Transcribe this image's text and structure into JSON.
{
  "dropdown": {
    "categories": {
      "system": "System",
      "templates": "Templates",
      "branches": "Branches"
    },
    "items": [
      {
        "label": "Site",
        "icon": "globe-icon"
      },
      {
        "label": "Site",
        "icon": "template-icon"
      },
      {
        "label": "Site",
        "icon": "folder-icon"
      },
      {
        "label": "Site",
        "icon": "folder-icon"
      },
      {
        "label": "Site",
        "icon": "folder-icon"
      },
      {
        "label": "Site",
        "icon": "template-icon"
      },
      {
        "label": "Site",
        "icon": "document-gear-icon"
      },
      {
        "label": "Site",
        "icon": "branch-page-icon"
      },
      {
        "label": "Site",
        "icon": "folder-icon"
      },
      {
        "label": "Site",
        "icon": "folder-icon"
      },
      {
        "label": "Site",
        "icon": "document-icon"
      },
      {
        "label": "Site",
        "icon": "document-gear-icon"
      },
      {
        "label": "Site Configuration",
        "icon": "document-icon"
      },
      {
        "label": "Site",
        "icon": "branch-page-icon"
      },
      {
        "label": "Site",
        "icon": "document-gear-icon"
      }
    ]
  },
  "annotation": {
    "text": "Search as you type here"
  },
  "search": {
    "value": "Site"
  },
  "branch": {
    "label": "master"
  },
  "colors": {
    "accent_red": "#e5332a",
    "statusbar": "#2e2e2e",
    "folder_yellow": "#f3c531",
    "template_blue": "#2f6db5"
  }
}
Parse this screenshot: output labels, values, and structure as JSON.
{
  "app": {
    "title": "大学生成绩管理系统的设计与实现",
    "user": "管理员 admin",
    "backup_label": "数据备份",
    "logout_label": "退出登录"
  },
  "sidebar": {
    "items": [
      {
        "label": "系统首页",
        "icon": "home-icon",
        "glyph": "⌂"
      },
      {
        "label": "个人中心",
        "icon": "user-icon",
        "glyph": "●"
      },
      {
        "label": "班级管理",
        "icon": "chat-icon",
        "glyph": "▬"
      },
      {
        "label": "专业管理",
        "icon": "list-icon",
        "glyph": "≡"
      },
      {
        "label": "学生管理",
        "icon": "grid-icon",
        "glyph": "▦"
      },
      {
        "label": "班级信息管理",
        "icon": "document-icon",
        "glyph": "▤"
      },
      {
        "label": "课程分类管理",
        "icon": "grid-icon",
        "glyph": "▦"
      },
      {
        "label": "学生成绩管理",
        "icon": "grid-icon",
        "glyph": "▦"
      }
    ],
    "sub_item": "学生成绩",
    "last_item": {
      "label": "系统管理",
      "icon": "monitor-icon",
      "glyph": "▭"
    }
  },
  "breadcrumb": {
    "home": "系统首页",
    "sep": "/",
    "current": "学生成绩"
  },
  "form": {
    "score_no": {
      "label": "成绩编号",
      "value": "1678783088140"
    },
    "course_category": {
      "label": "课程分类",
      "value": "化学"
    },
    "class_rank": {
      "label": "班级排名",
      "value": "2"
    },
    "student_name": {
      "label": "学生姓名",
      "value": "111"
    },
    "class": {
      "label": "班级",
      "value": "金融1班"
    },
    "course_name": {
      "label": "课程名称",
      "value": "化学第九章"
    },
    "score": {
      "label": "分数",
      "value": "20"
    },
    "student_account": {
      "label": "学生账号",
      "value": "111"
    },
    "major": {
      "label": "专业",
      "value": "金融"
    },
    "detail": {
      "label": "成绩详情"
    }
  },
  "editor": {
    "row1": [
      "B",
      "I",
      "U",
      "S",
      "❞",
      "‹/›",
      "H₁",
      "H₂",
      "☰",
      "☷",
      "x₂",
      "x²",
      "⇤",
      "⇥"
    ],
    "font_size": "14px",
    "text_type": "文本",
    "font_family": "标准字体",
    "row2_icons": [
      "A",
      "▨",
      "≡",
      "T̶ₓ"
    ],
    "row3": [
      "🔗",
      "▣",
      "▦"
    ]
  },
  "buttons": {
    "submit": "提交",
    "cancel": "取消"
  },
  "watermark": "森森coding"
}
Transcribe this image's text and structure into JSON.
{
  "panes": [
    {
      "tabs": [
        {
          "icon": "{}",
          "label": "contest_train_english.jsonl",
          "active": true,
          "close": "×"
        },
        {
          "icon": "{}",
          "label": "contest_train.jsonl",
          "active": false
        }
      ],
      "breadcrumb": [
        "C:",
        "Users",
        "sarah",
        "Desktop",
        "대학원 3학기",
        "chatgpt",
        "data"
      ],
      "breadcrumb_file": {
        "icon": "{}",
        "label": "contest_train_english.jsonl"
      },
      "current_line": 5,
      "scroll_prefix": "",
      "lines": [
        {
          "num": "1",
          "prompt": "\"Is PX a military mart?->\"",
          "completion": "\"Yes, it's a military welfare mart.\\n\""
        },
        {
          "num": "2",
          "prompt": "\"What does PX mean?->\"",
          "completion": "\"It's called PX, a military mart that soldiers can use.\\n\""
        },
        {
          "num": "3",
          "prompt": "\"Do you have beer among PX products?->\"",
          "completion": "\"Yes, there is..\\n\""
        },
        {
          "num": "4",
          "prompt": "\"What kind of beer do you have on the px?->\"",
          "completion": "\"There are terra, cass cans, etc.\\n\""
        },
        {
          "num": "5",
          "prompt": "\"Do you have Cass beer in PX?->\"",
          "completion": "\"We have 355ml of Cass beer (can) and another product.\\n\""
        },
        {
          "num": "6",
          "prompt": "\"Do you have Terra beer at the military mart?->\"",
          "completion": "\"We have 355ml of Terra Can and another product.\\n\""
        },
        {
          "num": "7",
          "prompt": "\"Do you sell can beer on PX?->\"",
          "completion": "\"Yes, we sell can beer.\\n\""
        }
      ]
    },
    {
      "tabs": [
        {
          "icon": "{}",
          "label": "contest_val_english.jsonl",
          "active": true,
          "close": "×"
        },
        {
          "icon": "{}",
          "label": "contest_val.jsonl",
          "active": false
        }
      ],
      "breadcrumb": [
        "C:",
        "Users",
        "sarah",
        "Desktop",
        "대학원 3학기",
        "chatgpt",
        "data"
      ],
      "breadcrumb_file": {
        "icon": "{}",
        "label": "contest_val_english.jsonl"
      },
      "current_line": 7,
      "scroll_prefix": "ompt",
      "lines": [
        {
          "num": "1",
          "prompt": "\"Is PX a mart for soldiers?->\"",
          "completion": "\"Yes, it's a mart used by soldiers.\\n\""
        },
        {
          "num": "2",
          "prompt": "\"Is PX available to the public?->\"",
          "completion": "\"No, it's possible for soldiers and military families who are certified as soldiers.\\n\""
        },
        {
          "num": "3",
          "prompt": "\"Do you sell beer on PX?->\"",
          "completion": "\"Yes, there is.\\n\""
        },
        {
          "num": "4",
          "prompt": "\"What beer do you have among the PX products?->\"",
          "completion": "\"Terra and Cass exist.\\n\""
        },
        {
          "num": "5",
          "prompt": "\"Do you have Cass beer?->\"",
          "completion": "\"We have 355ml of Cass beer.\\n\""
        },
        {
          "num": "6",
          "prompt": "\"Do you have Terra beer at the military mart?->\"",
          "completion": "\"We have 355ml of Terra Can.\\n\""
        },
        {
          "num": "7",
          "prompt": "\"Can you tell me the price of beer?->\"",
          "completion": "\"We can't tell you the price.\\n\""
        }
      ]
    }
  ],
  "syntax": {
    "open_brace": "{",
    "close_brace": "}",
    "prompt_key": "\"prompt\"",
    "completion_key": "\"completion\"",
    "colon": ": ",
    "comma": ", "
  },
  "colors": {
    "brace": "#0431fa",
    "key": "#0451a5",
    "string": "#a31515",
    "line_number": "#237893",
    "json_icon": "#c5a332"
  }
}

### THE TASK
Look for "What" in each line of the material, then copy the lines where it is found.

### RESULT
          "prompt": "\"What does PX mean?->\"",
          "prompt": "\"What kind of beer do you have on the px?->\"",
          "prompt": "\"What beer do you have among the PX products?->\"",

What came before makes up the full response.